A carefully prepared round hole is relatively easy to replicate from specimen to specimen, but it may not be representative of the actual degradation of strength properties that can occur in a damaged structure. Damage often is induced by accidental impact and may be invisible, or barely visible, to the unaided eye.To simulate such damage, the Compression After Impact (CAI) test was developed, now standardized as ASTM D7137.5 Adapted from the original Boeing version, the quasi-isotropic specimen is 150 mm/6 inches long, 100 mm/4 inches wide and typically ~5 mm/~0.2 inches thick. After the specimen is subjected to a controlled impact-damage event, it is clamped over a rectangular hole in a baseplate and drop-weight impacted by a hemispherical-nosed tup that delivers a specified amount of energy, which typically induces visible but limited damage (see ASTM D7136).6 Then the specimen is subjected to inplane compression in the fixture shown in Fig. 2 while it is supported along all four edges and uniformly loaded along its shorter edges. The two long edges are supported by “knife edges,” and the supports along the short edges are actually flat surfaces, but the clamping forces are minimal.
An alternate CAI fixture was introduced by NASA7 about the same time as the Boeing original, using a 254-mm/10-inch by 127-mm/5-inch specimen. Because it consumed more specimen material than the Boeing method and its fixture has no obviously superior technical features, NASA's method never gained much popularity, even though the specimen size could have been sized like Boeing's.
Much more recently, Airbus SAS (Toulouse, France) has introduced a modification of the Boeing fixture, using the same specimen size and employing edge-constraint geometry, but providing for the application of positive clamping force on all four edges via clamping screws.8 Although this helps assure that positive contact is made with the specimen edges, the specimen's long sides are still “simply supported” by knife edges, and the clamping screws cannot provide enough rotational restraint to induce a “fixed” boundary condition on the short sides.
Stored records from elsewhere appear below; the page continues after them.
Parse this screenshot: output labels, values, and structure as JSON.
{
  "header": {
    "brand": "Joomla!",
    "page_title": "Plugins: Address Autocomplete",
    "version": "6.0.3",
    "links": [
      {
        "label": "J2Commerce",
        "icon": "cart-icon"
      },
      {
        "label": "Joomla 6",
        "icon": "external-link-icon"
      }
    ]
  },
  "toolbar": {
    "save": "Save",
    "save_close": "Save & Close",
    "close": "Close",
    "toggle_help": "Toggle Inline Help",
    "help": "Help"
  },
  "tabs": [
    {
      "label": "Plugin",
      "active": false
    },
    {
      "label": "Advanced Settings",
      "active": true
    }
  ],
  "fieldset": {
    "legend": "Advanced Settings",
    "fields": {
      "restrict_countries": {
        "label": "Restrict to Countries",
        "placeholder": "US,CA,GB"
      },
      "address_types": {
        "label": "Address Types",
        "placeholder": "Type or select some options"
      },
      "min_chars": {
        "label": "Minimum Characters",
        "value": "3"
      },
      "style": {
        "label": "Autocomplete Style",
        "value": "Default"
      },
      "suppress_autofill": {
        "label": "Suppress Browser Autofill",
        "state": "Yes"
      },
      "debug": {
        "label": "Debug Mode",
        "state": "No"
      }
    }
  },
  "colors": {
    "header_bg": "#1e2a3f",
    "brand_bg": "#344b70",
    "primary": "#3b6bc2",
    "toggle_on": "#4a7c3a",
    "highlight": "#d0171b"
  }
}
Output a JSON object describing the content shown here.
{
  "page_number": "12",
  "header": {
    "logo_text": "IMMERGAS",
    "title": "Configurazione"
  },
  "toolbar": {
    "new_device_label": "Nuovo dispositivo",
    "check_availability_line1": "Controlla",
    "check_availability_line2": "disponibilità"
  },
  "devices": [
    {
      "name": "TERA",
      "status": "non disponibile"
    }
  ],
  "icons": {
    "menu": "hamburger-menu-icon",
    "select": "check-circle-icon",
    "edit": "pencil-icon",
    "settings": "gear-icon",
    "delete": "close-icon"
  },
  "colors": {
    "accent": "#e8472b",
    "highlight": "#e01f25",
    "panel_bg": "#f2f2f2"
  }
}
Consequently, it is not obvious what technical benefit has been gained relative to the Boeing/ASTM fixture. That said, the Airbus fixture is gaining popularity, primarily among those who conduct testing for Airbus Industries.
No other damage tolerance test methods have been introduced in recent years, and none are on the horizon. Therefore, it is likely that the two existing Boeing/ASTM standards discussed here will continue to govern testing for some time to come.
1Boeing Specification Support Standard BSS 7260, “Advanced Composite Compression Tests,” The Boeing Co. (Seattle, Wash.), revised December 1988 (originally issued February 1982).
2ASTM D6484-09, “Open-Hole Compressive Strength of Polymer Matrix Composite Laminates,” ASTM International (W. Conshohocken, Pa.), 2009 (originally published 1999).
3Northrop Specification NAI-15604C, “Open Hole Compression Test Method,” Northrop Corp. (Hawthorne, Calif.), May 1988.
4Coguill, S.L., and Adams, D.F., “A Comparison of Open-Hole Compression Fixtures by Experimental Evaluation,” Proceedings of the 45th International SAMPE Symposium and Exhibition, Long Beach, Calif., May 2000, pp. 1095-1105.
5ASTM D7137-07, “Compressive Residual Strength Properties of Damaged Polymer Matrix Composite Plates,” ASTM International (W. Conshohocken, Pa.), 2007 (originally published 2005).
6ASTM D7136-07, “Measuring the Damage Resistance of a Fiber-Reinforced Polymer Matrix Composite to a Drop-Weight Impact Event,” ASTM International (W. Conshohocken, Pa.), 2007 (originally published 2005).
7NASA Reference Publication 1092, “Standard Tests for Toughened Resin Composites,” NASA-Langley Research Center (Hampton, Va.), Revised Edition, July 1983.
8Airbus Test Method AITM1-0010, “Determination of Compression Strength after Impact,” Airbus SAS (Blagnac, France), Issue 3, October 2005.